[Saved data entries]
== Segment start ==

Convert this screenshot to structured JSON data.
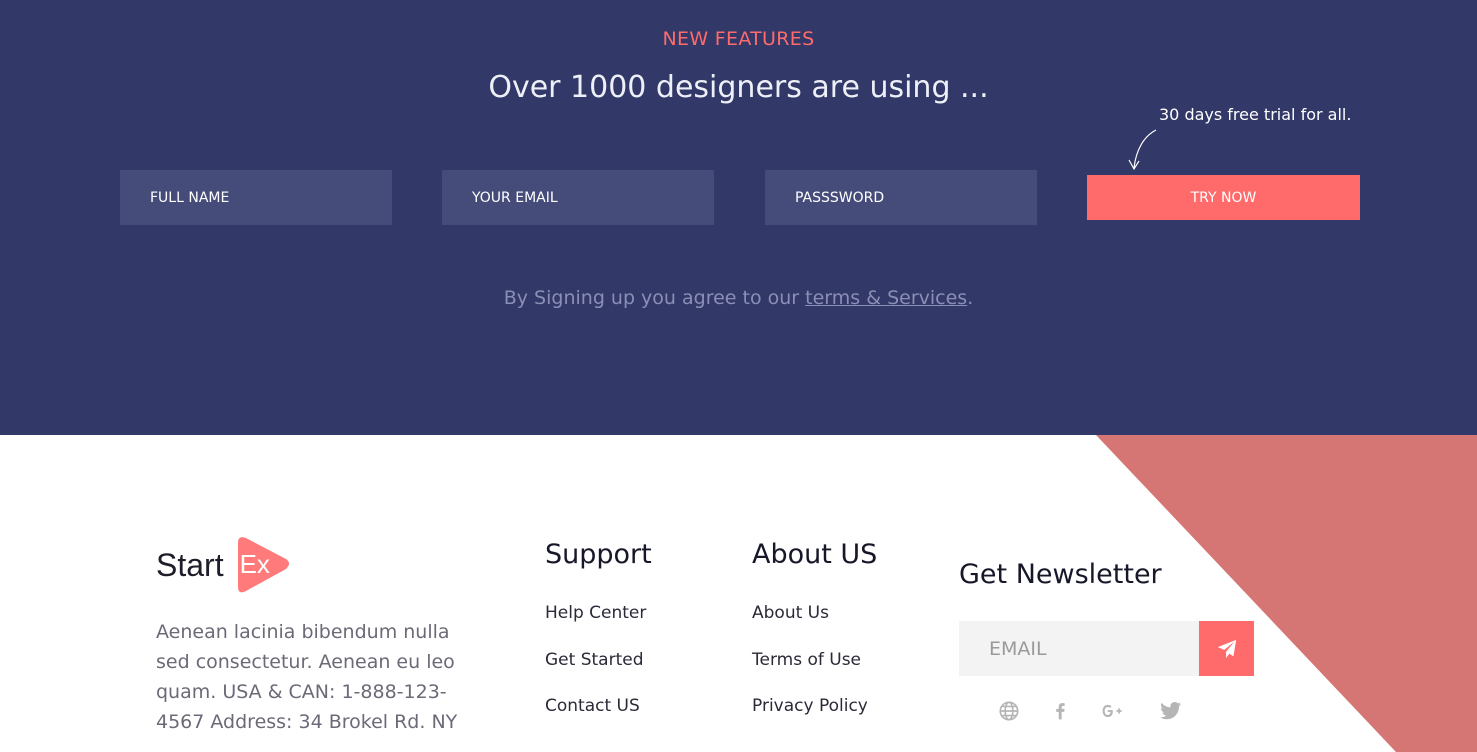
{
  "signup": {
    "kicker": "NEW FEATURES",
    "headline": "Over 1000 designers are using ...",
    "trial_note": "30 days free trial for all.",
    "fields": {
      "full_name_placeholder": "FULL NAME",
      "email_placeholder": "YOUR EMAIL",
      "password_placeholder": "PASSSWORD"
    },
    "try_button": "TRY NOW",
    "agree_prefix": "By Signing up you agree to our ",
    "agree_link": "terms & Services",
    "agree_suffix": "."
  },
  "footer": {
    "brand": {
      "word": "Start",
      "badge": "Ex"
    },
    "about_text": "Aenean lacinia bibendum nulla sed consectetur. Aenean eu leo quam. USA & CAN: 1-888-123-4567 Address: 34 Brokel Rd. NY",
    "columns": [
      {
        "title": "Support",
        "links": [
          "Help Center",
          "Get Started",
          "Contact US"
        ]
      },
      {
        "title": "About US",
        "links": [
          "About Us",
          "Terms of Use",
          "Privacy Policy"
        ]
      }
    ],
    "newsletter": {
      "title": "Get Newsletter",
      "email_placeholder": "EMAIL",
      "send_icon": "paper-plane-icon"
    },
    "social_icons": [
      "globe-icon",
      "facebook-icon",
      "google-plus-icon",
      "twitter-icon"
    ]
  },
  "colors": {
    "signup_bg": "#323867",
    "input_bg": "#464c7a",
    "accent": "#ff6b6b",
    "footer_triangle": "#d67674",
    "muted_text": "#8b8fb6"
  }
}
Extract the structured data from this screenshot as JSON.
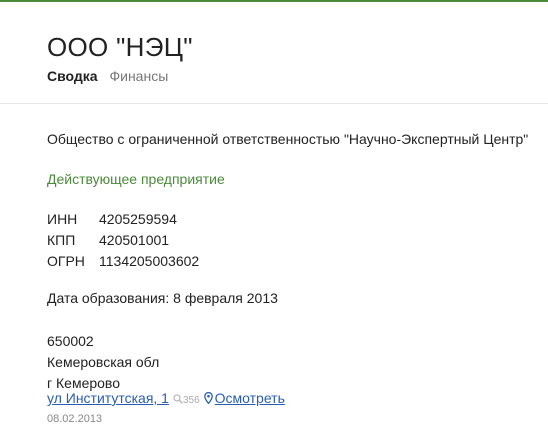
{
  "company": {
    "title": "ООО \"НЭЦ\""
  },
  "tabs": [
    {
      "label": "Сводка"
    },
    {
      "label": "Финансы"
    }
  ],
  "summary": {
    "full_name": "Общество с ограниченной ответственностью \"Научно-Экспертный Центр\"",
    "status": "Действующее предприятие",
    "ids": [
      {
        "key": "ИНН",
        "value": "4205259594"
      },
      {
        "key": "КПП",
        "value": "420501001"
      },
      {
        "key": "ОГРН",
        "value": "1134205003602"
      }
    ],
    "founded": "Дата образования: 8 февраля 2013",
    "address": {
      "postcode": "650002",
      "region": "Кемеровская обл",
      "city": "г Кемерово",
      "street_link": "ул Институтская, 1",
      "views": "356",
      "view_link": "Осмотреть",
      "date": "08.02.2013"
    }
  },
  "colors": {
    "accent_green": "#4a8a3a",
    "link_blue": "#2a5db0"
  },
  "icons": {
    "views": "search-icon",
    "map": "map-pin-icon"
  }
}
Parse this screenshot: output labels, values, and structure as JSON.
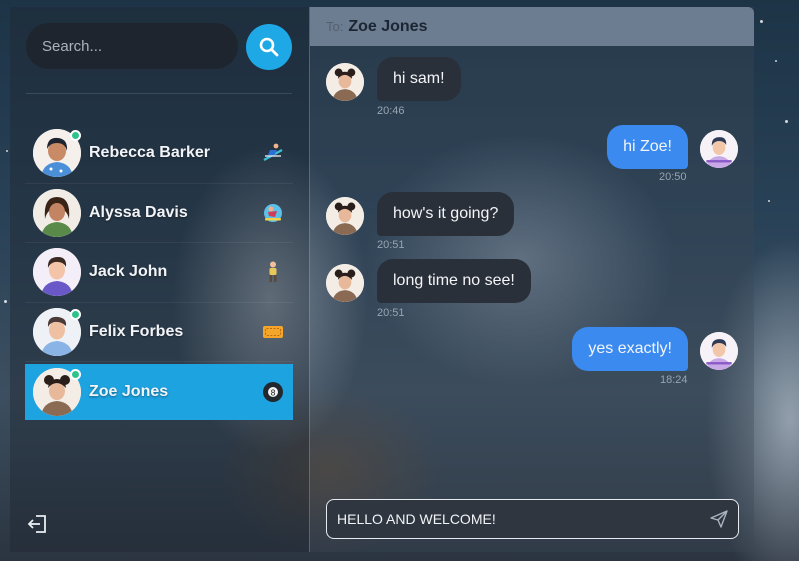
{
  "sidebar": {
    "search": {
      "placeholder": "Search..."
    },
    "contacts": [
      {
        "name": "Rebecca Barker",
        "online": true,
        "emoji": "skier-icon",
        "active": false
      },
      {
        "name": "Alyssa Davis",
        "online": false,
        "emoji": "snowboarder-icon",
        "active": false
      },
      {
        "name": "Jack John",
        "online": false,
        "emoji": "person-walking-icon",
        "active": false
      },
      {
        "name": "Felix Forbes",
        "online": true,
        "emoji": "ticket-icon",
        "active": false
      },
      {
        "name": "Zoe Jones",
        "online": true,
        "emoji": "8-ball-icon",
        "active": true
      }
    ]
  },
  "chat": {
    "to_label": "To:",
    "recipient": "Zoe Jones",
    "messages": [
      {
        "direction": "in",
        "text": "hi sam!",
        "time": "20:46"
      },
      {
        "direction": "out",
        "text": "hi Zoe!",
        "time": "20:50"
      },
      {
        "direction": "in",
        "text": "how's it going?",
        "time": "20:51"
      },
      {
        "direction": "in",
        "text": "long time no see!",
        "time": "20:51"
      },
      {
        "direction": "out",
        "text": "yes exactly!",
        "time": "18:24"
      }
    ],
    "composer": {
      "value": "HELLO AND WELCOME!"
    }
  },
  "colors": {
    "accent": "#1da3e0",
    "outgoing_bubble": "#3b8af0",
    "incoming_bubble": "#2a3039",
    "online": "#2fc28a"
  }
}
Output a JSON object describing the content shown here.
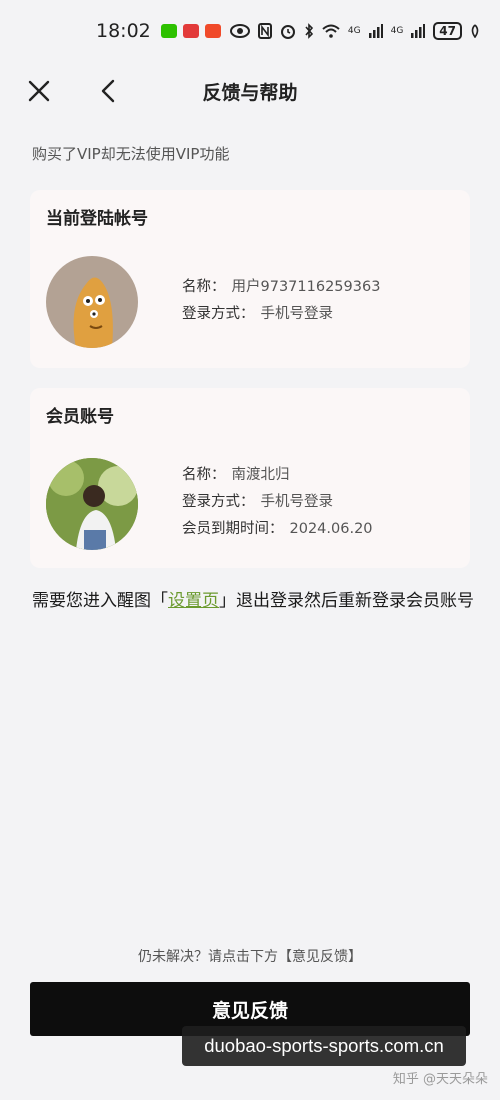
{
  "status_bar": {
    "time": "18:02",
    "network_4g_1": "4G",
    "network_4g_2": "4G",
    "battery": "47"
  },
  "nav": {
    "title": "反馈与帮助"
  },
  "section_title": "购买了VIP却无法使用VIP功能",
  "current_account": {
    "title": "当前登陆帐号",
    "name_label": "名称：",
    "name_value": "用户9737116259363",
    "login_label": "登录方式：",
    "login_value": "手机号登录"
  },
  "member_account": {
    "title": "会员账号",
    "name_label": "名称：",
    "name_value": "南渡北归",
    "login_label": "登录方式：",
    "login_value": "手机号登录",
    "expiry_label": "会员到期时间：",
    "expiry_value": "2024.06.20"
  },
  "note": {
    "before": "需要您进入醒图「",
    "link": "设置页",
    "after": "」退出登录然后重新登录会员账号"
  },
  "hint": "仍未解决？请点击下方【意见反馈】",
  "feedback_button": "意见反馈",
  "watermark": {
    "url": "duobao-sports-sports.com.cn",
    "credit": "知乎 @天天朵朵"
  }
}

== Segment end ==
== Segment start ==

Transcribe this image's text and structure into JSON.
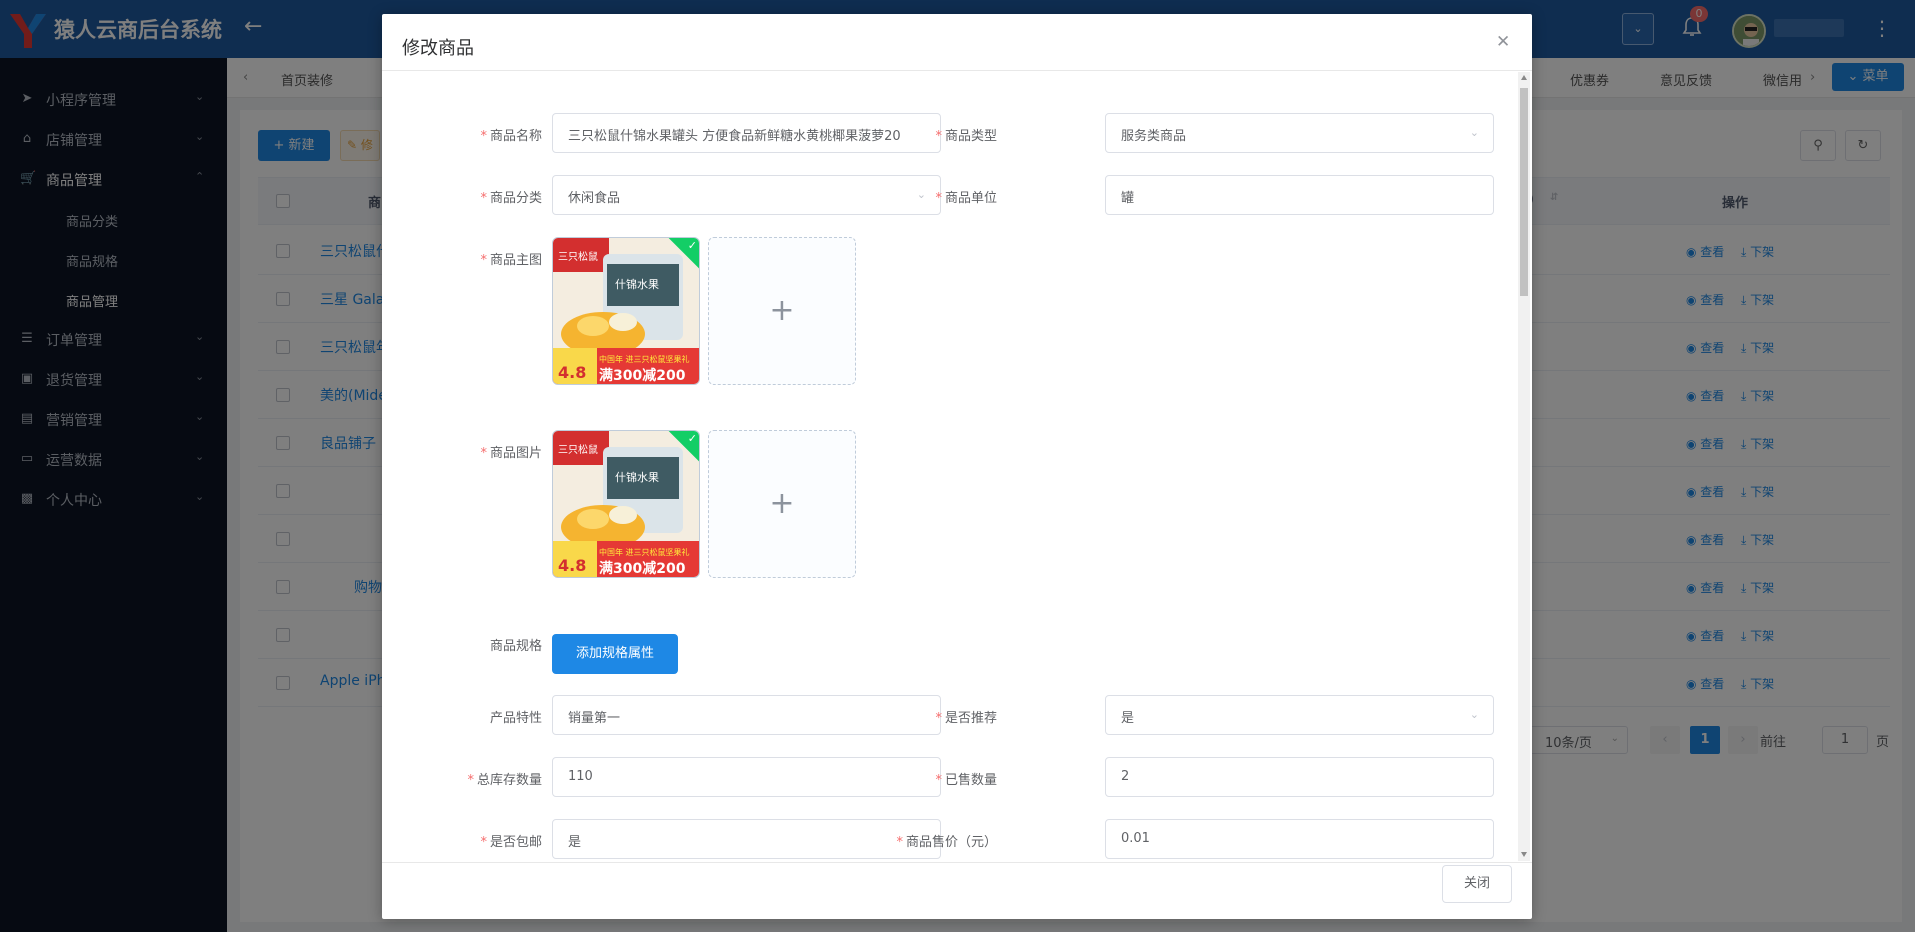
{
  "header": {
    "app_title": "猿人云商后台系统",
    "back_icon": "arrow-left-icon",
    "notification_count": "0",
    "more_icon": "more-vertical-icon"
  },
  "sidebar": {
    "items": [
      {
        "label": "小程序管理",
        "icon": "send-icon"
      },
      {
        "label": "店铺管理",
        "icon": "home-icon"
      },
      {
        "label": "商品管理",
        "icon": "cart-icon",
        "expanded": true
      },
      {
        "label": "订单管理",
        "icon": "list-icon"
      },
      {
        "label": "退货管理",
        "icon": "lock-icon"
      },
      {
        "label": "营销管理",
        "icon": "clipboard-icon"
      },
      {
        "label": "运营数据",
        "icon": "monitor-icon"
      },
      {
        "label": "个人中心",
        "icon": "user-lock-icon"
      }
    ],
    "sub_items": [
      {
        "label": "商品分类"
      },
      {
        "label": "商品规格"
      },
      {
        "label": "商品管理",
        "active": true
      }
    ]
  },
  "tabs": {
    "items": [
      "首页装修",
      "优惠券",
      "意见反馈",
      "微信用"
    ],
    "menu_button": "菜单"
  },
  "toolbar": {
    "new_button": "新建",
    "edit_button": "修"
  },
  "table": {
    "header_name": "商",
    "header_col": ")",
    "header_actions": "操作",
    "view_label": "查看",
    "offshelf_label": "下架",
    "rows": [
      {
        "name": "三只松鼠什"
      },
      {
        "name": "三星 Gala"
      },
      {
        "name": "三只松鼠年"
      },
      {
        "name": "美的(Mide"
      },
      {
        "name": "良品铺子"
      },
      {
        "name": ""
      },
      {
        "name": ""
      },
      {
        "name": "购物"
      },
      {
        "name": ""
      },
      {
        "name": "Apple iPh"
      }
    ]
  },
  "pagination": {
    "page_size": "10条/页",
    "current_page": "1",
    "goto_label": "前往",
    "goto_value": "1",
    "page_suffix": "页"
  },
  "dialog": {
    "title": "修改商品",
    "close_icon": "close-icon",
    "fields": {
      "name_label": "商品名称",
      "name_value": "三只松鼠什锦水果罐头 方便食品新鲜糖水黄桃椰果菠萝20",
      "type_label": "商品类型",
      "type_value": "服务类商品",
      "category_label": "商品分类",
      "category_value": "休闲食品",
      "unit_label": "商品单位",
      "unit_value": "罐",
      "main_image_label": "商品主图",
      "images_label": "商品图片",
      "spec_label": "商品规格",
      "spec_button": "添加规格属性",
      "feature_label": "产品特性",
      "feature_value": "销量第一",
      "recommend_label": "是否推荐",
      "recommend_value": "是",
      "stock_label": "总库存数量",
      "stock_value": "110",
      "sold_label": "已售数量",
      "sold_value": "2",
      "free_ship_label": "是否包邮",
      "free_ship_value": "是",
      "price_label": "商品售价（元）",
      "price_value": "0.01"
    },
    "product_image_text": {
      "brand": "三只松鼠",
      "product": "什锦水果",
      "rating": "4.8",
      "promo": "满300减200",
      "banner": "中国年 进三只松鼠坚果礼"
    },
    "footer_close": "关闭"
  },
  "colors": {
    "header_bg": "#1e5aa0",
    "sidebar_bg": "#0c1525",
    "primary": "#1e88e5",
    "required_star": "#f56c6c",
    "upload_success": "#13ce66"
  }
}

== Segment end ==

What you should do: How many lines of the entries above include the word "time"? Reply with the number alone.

Written answer: 7